Bane NOR’s Sverre Kjenne (right) and Minister for Digitalisation Nikolai Astrup (second right), discuss the Norwegian ETCS roll-out with Siemens Mobility CEO Michael Peter (left), Alstom Regional Director Rob Whyte and Thales Vice-President Yves Joannic.

NORWAY: ‘The railway is moving into the digital era’, announced Digitisation Minister Nikolai Astrup, on October 31, when he inaugurated Bane NOR’s ERTMS test and training centre at Campus Nyland on October 31.

Located in existing railway facilities to the east of Oslo, the campus will play a key role in the €3bn programme to resignal the entire Norwegian rail network over the next decade. The official inauguration was timed to mark three years before the scheduled start of ETCS Level 2 operation on the 500 km northern section of the Nordlandsbanan between Grong and Bodø at 14.30 on October 31 2022.


Sverre Kjenne, Head of Digitisation & Technology at Bane NOR, explained that the campus would incorporate the test laboratory for systems integration of lineside and onboard hardware and software, as well facilities for training up to 5 000 railway employees to work with the new technology. Around 200 staff will work at the site.

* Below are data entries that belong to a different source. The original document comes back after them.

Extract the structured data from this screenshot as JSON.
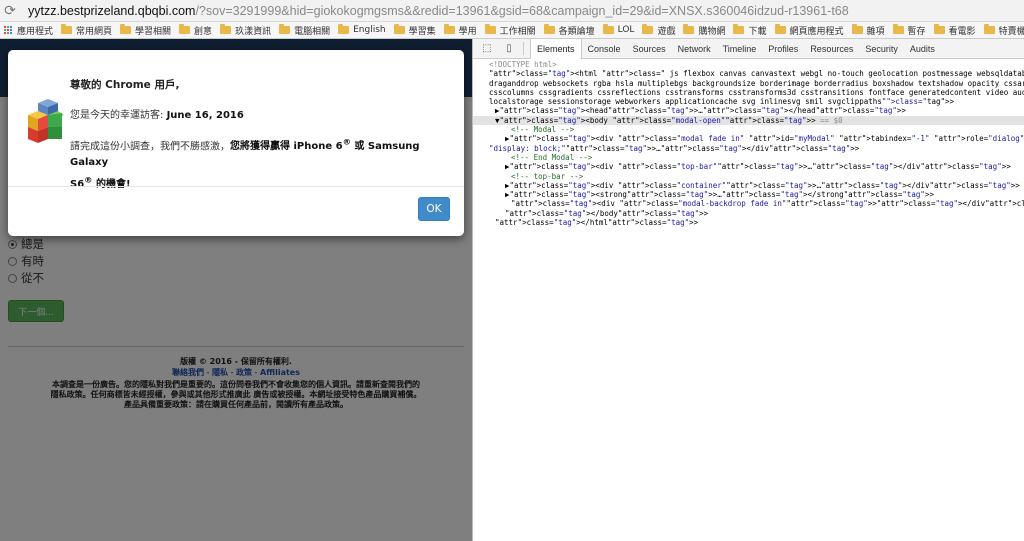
{
  "browser": {
    "url_host": "yytzz.bestprizeland.qbqbi.com",
    "url_path": "/?sov=3291999&hid=giokokogmgsms&&redid=13961&gsid=68&campaign_id=29&id=XNSX.s360046idzud-r13961-t68",
    "bookmarks": [
      "應用程式",
      "常用網頁",
      "學習相關",
      "創意",
      "玖漾資訊",
      "電腦相關",
      "English",
      "學習集",
      "學用",
      "工作相關",
      "各類論壇",
      "LOL",
      "遊戲",
      "購物網",
      "下載",
      "網頁應用程式",
      "雜項",
      "暫存",
      "看電影",
      "特賣機器器運入 VMw"
    ]
  },
  "page": {
    "options": [
      "總是",
      "有時",
      "從不"
    ],
    "next_button": "下一個...",
    "footer": {
      "copyright": "版權 © 2016 - 保留所有權利.",
      "links": [
        "聯絡我們",
        "隱私",
        "政策",
        "Affiliates"
      ],
      "disclaimer_1": "本調查是一份廣告。您的隱私對我們是重要的。這份問卷我們不會收集您的個人資訊。請重新查閱我們的",
      "disclaimer_2": "隱私政策。任何商標皆未經授權，參與或其他形式推廣此 廣告或被授權。本網址接受特色產品購買補償。",
      "disclaimer_3": "產品具備重要政策：請在購買任何產品前，閱讀所有產品政策。"
    }
  },
  "modal": {
    "greeting": "尊敬的 Chrome 用戶,",
    "lucky_prefix": "您是今天的幸運訪客: ",
    "lucky_date": "June 16, 2016",
    "survey_prefix": "請完成這份小調查，我們不勝感激，",
    "survey_bold": "您將獲得贏得 iPhone 6",
    "survey_or": " 或 Samsung Galaxy",
    "survey_end_bold": "S6",
    "survey_tail": " 的機會!",
    "reg": "®",
    "ok_label": "OK"
  },
  "devtools": {
    "tabs": [
      "Elements",
      "Console",
      "Sources",
      "Network",
      "Timeline",
      "Profiles",
      "Resources",
      "Security",
      "Audits"
    ],
    "active_tab": "Elements",
    "lines": [
      "<!DOCTYPE html>",
      "<html class=\" js flexbox canvas canvastext webgl no-touch geolocation postmessage websqldatabase indexeddb hashchange",
      "draganddrop websockets rgba hsla multiplebgs backgroundsize borderimage borderradius boxshadow textshadow opacity cssar",
      "csscolumns cssgradients cssreflections csstransforms csstransforms3d csstransitions fontface generatedcontent video aud",
      "localstorage sessionstorage webworkers applicationcache svg inlinesvg smil svgclippaths\">",
      "▶<head>…</head>",
      "▼<body class=\"modal-open\"> == $0",
      "<!-- Modal -->",
      "▶<div class=\"modal fade in\" id=\"myModal\" tabindex=\"-1\" role=\"dialog\" aria-labelledby=\"myModalLabel\" aria-hidden=\"fa",
      "\"display: block;\">…</div>",
      "<!-- End Modal -->",
      "▶<div class=\"top-bar\">…</div>",
      "<!-- top-bar -->",
      "▶<div class=\"container\">…</div>",
      "▶<strong>…</strong>",
      "<div class=\"modal-backdrop fade in\"></div>",
      "</body>",
      "</html>"
    ]
  },
  "colors": {
    "topbar": "#1e3d63",
    "ok_button": "#428bca",
    "next_button": "#5cb85c",
    "backdrop": "rgba(0,0,0,0.5)"
  }
}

Systems integration for the ETCS programme will be undertaken using the test lab at Campus Nyland.

Backed by what Astrup described as ‘the largest investment in Norway’s railway since completion of the Norlandsbanan in 1962’, the resignalling programme includes the replacement of all 336 existing signalboxes on the 4 200 km rail network by a single data centre. This will house 19 electronic interlockings communicating with field equipment over IP links using a 5 000 km optic fibre network. Each interlocking will be paired with a radio block centre supporting the ETCS Level 2 train control.

Bane NOR has awarded three main contracts for the signalling and train control elements of its digital railway programme. Siemens Mobility will supply the new interlockings and ETCS lineside equipment under a package valued at around €800m. Alstom is supplying the on-board equipment, while Thales is providing the traffic management system. Total cost of the ETCS programme, including 50% of the cost of retrofitting the rolling stock, is put at around €2bn.

Resignalling of existing lines is due to be completed by 2030, although the programme runs until 2034 to encompass new inter-city routes being developed to serve the greater Oslo region.


According to Kjerre, the comprehensive renewal is expected to increase capacity on the largely single-track network by around 30% on average, while reducing maintenance costs by up to 60%. The main performance benefits will come from addressing key bottlenecks in the busiest areas, notably the cross-city tunnel under the centre of Oslo. Elsewhere, there would be significant savings from the reduced need to maintain lineside equipment in remote locations.

Noting that infrastructure failures account for around two-thirds of all delays and many of these are signalling related, Kjerre anticipated a significant improvement in performance and reliability across the network. While Båne Nor has opted to start with ETCS Level 2, he explained that the hardware would support a future move to automatic train operation, with provision in the contract to trial moving block operation under Level 3 or hybrid Level 2.

Describing the Norwegian project as the company’s largest ever signalling contract, Siemens Mobility CEO, Michael Peter said it had already established a dedicated development team, with around 300 people working on the project at a new base in Braunschweig.